When I think about it for just a few seconds, I’m pretty stupified by how fortunate I am to get to do what I do. And extremely grateful that it pays for my family to have a comfortable home, clothes on our backs, and food on the table.

The “first world problems” lens is a good one to hold up when you feel angry or annoyed about just about anything. How important is it really?

What first world problems have you stopped complaining about? Tell me about it! 

photo credit: Wootang01 via photopin cc

The Blessing of the Frogs

LJV and the Frog PrinceYou sometimes hear people describe themselves as a “dog person” or a “cat person.” While I love dogs and cats and just about every other kind of animal, when it really comes down to it, I’m a frog person. I’ve always had a thing for frogs, though it’s only been in the last few years that I’ve figured out where it originated and how to use it to my advantage.

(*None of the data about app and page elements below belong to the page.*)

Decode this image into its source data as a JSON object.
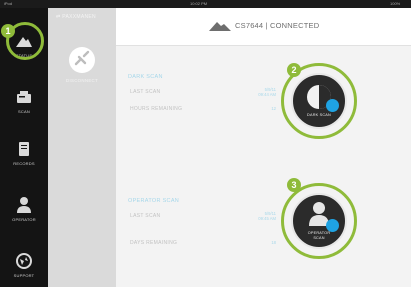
{
  "statusbar": {
    "carrier": "iPod",
    "time": "10:02 PM",
    "battery": "100%"
  },
  "nav": {
    "items": [
      {
        "label": "STATUS",
        "icon": "status-icon"
      },
      {
        "label": "SCAN",
        "icon": "scan-icon"
      },
      {
        "label": "RECORDS",
        "icon": "records-icon"
      },
      {
        "label": "OPERATOR",
        "icon": "operator-icon"
      },
      {
        "label": "SUPPORT",
        "icon": "support-icon"
      }
    ]
  },
  "panel": {
    "title": "PAXXMANEN",
    "disconnect_label": "DISCONNECT"
  },
  "header": {
    "device_title": "CS7644 | CONNECTED"
  },
  "dark_scan": {
    "title": "DARK SCAN",
    "last_scan_label": "LAST SCAN",
    "last_scan_value_line1": "5/9/11",
    "last_scan_value_line2": "09:44 AM",
    "hours_label": "HOURS REMAINING",
    "hours_value": "12",
    "button_label": "DARK SCAN"
  },
  "operator_scan": {
    "title": "OPERATOR SCAN",
    "last_scan_label": "LAST SCAN",
    "last_scan_value_line1": "5/9/11",
    "last_scan_value_line2": "09:45 AM",
    "days_label": "DAYS REMAINING",
    "days_value": "18",
    "button_label_line1": "OPERATOR",
    "button_label_line2": "SCAN"
  },
  "callouts": [
    "1",
    "2",
    "3"
  ],
  "colors": {
    "accent_green": "#8fbb3a",
    "accent_blue": "#1fa3e3",
    "nav_bg": "#141414"
  }
}
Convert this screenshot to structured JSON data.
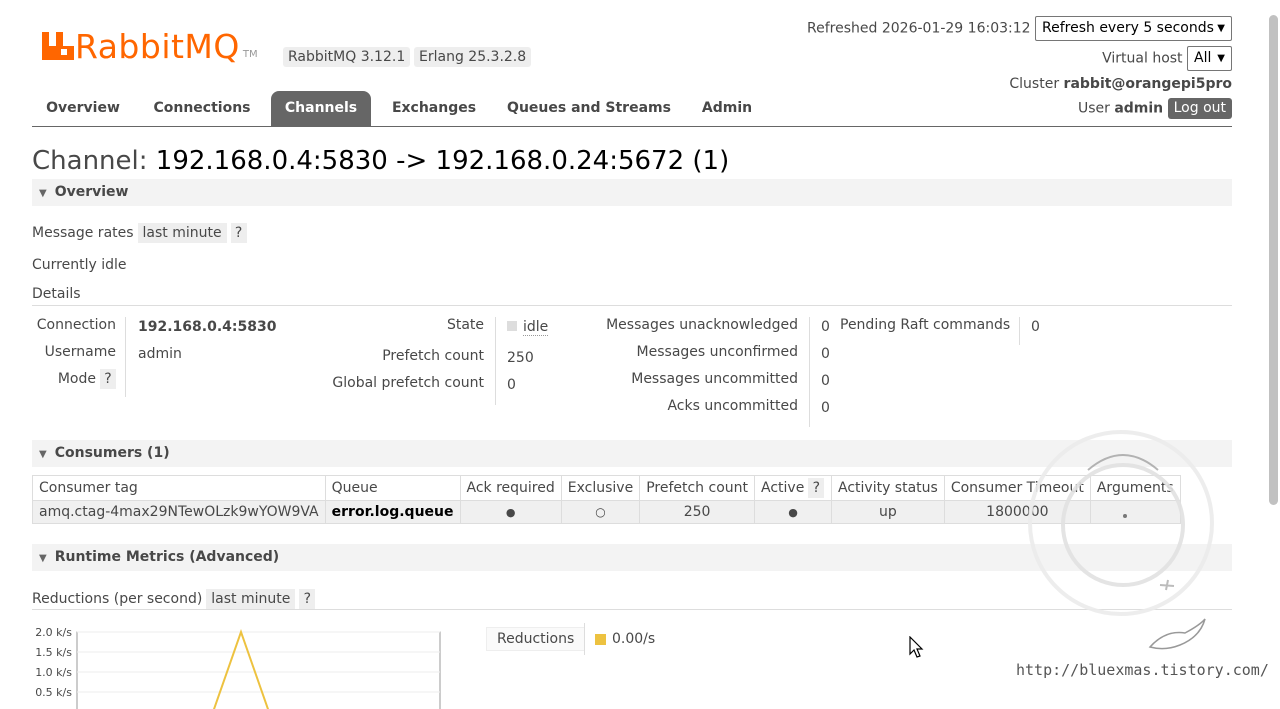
{
  "header": {
    "logo_text": "RabbitMQ",
    "logo_tm": "TM",
    "rabbitmq_version": "RabbitMQ 3.12.1",
    "erlang_version": "Erlang 25.3.2.8",
    "refreshed_label": "Refreshed 2026-01-29 16:03:12",
    "refresh_select": "Refresh every 5 seconds",
    "vhost_label": "Virtual host",
    "vhost_select": "All",
    "cluster_label": "Cluster",
    "cluster_name": "rabbit@orangepi5pro",
    "user_label": "User",
    "user_name": "admin",
    "logout_label": "Log out"
  },
  "nav": {
    "tabs": [
      "Overview",
      "Connections",
      "Channels",
      "Exchanges",
      "Queues and Streams",
      "Admin"
    ],
    "active": "Channels"
  },
  "page": {
    "title_prefix": "Channel:",
    "title_value": "192.168.0.4:5830 -> 192.168.0.24:5672 (1)"
  },
  "overview": {
    "section_title": "Overview",
    "message_rates_label": "Message rates",
    "rate_range": "last minute",
    "help": "?",
    "idle_text": "Currently idle",
    "details_label": "Details",
    "connection_label": "Connection",
    "connection_value": "192.168.0.4:5830",
    "username_label": "Username",
    "username_value": "admin",
    "mode_label": "Mode",
    "state_label": "State",
    "state_value": "idle",
    "prefetch_label": "Prefetch count",
    "prefetch_value": "250",
    "global_prefetch_label": "Global prefetch count",
    "global_prefetch_value": "0",
    "unacked_label": "Messages unacknowledged",
    "unacked_value": "0",
    "unconfirmed_label": "Messages unconfirmed",
    "unconfirmed_value": "0",
    "uncommitted_label": "Messages uncommitted",
    "uncommitted_value": "0",
    "acks_uncommitted_label": "Acks uncommitted",
    "acks_uncommitted_value": "0",
    "raft_label": "Pending Raft commands",
    "raft_value": "0"
  },
  "consumers": {
    "section_title": "Consumers (1)",
    "columns": [
      "Consumer tag",
      "Queue",
      "Ack required",
      "Exclusive",
      "Prefetch count",
      "Active",
      "Activity status",
      "Consumer Timeout",
      "Arguments"
    ],
    "active_help": "?",
    "rows": [
      {
        "tag": "amq.ctag-4max29NTewOLzk9wYOW9VA",
        "queue": "error.log.queue",
        "ack_required": "●",
        "exclusive": "○",
        "prefetch": "250",
        "active": "●",
        "status": "up",
        "timeout": "1800000",
        "arguments": ""
      }
    ]
  },
  "runtime": {
    "section_title": "Runtime Metrics (Advanced)",
    "reductions_label": "Reductions (per second)",
    "rate_range": "last minute",
    "help": "?",
    "legend_name": "Reductions",
    "legend_value": "0.00/s",
    "legend_color": "#edc240"
  },
  "chart_data": {
    "type": "line",
    "y_ticks": [
      "2.0 k/s",
      "1.5 k/s",
      "1.0 k/s",
      "0.5 k/s"
    ],
    "ylim": [
      0,
      2.0
    ],
    "x": [
      0,
      1,
      2,
      3,
      4
    ],
    "series": [
      {
        "name": "Reductions",
        "values": [
          0,
          0,
          2.0,
          0,
          0
        ],
        "color": "#edc240"
      }
    ]
  },
  "watermark": {
    "url_text": "http://bluexmas.tistory.com/"
  }
}
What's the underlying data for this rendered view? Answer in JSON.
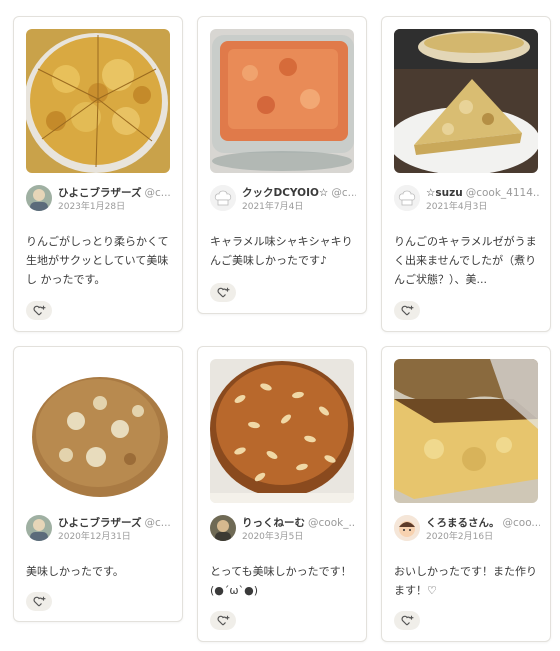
{
  "cards": [
    {
      "author_name": "ひよこブラザーズ",
      "author_handle": "@c...",
      "date": "2023年1月28日",
      "comment": "りんごがしっとり柔らかくて 生地がサクッとしていて美味し かったです。",
      "avatar_icon": "person-photo-avatar",
      "like_icon": "heart-plus-icon"
    },
    {
      "author_name": "クックDCYOIO☆",
      "author_handle": "@c...",
      "date": "2021年7月4日",
      "comment": "キャラメル味シャキシャキりんご美味しかったです♪",
      "avatar_icon": "chef-hat-avatar",
      "like_icon": "heart-plus-icon"
    },
    {
      "author_name": "☆suzu",
      "author_handle": "@cook_4114...",
      "date": "2021年4月3日",
      "comment": "りんごのキャラメルゼがうまく出来ませんでしたが（煮りんご状態？）、美...",
      "avatar_icon": "chef-hat-avatar",
      "like_icon": "heart-plus-icon"
    },
    {
      "author_name": "ひよこブラザーズ",
      "author_handle": "@c...",
      "date": "2020年12月31日",
      "comment": "美味しかったです。",
      "avatar_icon": "person-photo-avatar",
      "like_icon": "heart-plus-icon"
    },
    {
      "author_name": "りっくねーむ",
      "author_handle": "@cook_...",
      "date": "2020年3月5日",
      "comment": "とっても美味しかったです！(●´ω`●)",
      "avatar_icon": "person-photo-avatar",
      "like_icon": "heart-plus-icon"
    },
    {
      "author_name": "くろまるさん。",
      "author_handle": "@coo...",
      "date": "2020年2月16日",
      "comment": "おいしかったです！また作ります！♡",
      "avatar_icon": "cartoon-face-avatar",
      "like_icon": "heart-plus-icon"
    }
  ]
}
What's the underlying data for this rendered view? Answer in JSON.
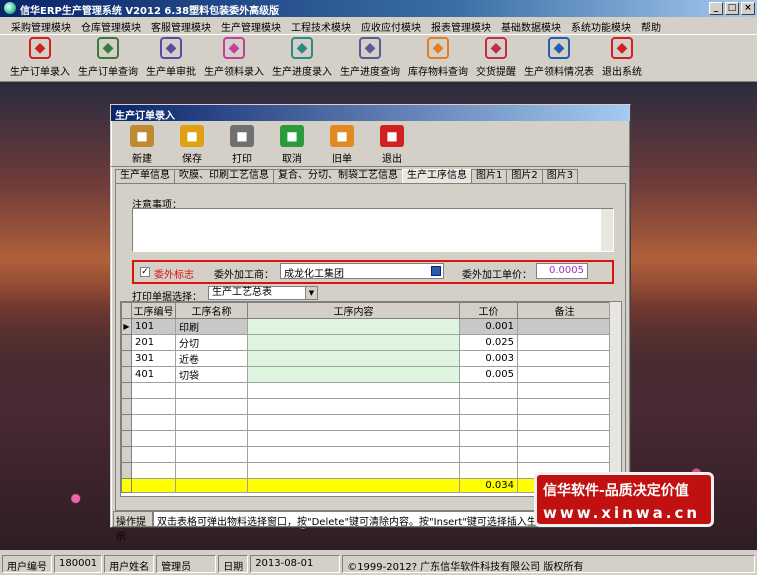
{
  "app": {
    "title": "信华ERP生产管理系统  V2012  6.38塑料包装委外高级版"
  },
  "window_buttons": [
    "_",
    "□",
    "×"
  ],
  "menu": [
    "采购管理模块",
    "仓库管理模块",
    "客服管理模块",
    "生产管理模块",
    "工程技术模块",
    "应收应付模块",
    "报表管理模块",
    "基础数据模块",
    "系统功能模块",
    "帮助"
  ],
  "toolbar": [
    {
      "label": "生产订单录入",
      "icon": "order-entry-icon",
      "color": "#d02020"
    },
    {
      "label": "生产订单查询",
      "icon": "order-query-icon",
      "color": "#3a7a3a"
    },
    {
      "label": "生产单审批",
      "icon": "approve-icon",
      "color": "#5a4aa8"
    },
    {
      "label": "生产领料录入",
      "icon": "material-issue-icon",
      "color": "#c040a0"
    },
    {
      "label": "生产进度录入",
      "icon": "progress-entry-icon",
      "color": "#2a8a8a"
    },
    {
      "label": "生产进度查询",
      "icon": "progress-query-icon",
      "color": "#5a5a9a"
    },
    {
      "label": "库存物料查询",
      "icon": "inventory-icon",
      "color": "#e08020"
    },
    {
      "label": "交货提醒",
      "icon": "delivery-icon",
      "color": "#c03040"
    },
    {
      "label": "生产领料情况表",
      "icon": "material-report-icon",
      "color": "#2060b0"
    },
    {
      "label": "退出系统",
      "icon": "exit-icon",
      "color": "#d02020"
    }
  ],
  "child": {
    "title": "生产订单录入",
    "buttons": [
      {
        "label": "新建",
        "icon": "new-icon",
        "color": "#c08a30"
      },
      {
        "label": "保存",
        "icon": "save-icon",
        "color": "#e0a010"
      },
      {
        "label": "打印",
        "icon": "print-icon",
        "color": "#707070"
      },
      {
        "label": "取消",
        "icon": "cancel-icon",
        "color": "#2a9a3a"
      },
      {
        "label": "旧单",
        "icon": "old-order-icon",
        "color": "#e08a20"
      },
      {
        "label": "退出",
        "icon": "exit-icon",
        "color": "#d02020"
      }
    ],
    "tabs": [
      "生产单信息",
      "吹膜、印刷工艺信息",
      "复合、分切、制袋工艺信息",
      "生产工序信息",
      "图片1",
      "图片2",
      "图片3"
    ],
    "active_tab": 3,
    "notes_label": "注意事项：",
    "outsource": {
      "checkbox_label": "委外标志",
      "checked": true,
      "vendor_label": "委外加工商：",
      "vendor_value": "成龙化工集团",
      "price_label": "委外加工单价：",
      "price_value": "0.0005"
    },
    "print": {
      "label": "打印单据选择：",
      "value": "生产工艺总表"
    },
    "grid": {
      "headers": [
        "工序编号",
        "工序名称",
        "工序内容",
        "工价",
        "备注"
      ],
      "rows": [
        {
          "code": "101",
          "name": "印刷",
          "content": "",
          "price": "0.001",
          "remark": ""
        },
        {
          "code": "201",
          "name": "分切",
          "content": "",
          "price": "0.025",
          "remark": ""
        },
        {
          "code": "301",
          "name": "近卷",
          "content": "",
          "price": "0.003",
          "remark": ""
        },
        {
          "code": "401",
          "name": "切袋",
          "content": "",
          "price": "0.005",
          "remark": ""
        }
      ],
      "total": "0.034"
    },
    "op_hint": {
      "label": "操作提示",
      "text": "双击表格可弹出物料选择窗口，按\"Delete\"键可清除内容。按\"Insert\"键可选择插入生"
    }
  },
  "promo": {
    "line1": "信华软件-品质决定价值",
    "line2": "www.xinwa.cn"
  },
  "statusbar": {
    "user_code_label": "用户编号",
    "user_code": "180001",
    "user_name_label": "用户姓名",
    "user_name": "管理员",
    "date_label": "日期",
    "date": "2013-08-01",
    "copyright": "©1999-2012?  广东信华软件科技有限公司   版权所有"
  }
}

Some of my fondest memories involve wandering through the neighborhood when I was four and five years old, digging around through the mud and muck and dead leaves to find frogs and toads in our neighbors’ window wells. I’d put them in my white baby buggy with the lace sun shade, which was usually full of dirt and water, and take them home, always very proud of my catch for the day. My favorite stuffed animal was a frog prince with a yellow felt crown.

When my parents got divorced – I was just about to start first grade – we moved into an apartment with a concrete patio that overlooked some woods. Late at night, I’d sneak out of my bedroom to peek at the tiny tree frogs that would come up on the porch to catch the bugs that were drawn to the porch light.

When I look back on those years, I don’t have any recollection of how hard it must have been missing my father. I was daddy’s girl, though all I really remember are the frogs and toads.

It wasn’t until years later, when I was in my 40s, that I rediscovered my affinity for amphibians and bought myself a White’s Tree Frog. As we walked out of the pet store, I surprised myself by naming him “Buddy” immediately, instantly recalling that it was what I had called my frog and toad friends as a child. “Hey, little buddy,” I’d say to them, kissing their heads. (Yes, I’ve literally kissed a lot of frogs and toads in my lifetime.) It brought tears to my eyes as we got into the car and the memories came flooding back. I had a frog! Yay for me! I felt like a five year old with no cares in the world.

Over the last seven years, with Buddy in his tank in our dining room, I’ve immersed myself in fond memories of my childhood.

Pond FrogThroughout my living space, there are frogs. Antique cast iron frog door stops, vintage Chinese snuff bottles adorned with frogs, paintings of frogs, three-legged money frogs (to help with our financial chi, of course!), a stylized frog lamp…the list goes on. We’ve even dug a small pond in our backyard, where we’ve grown a few bullfrogs from tadpoles. They warm my heart and I’m drawn to them like some people are drawn to puppies. Just looking at them brings me joy.

Fortunately, my husband is a patient and compassionate man. He tolerates my frog fetish well. In fact, it’s allowed him to bring to light his affection for steam trains. Starting with coffee mugs and antique toy train sets, he’s bringing them back, enjoying the love he has had for them since he was a boy. Between the two of us, we’re surrounded by things we love that make us feel happy. And it is good.

What about you? Do you have any symbols of your childhood memories that make you feel happy?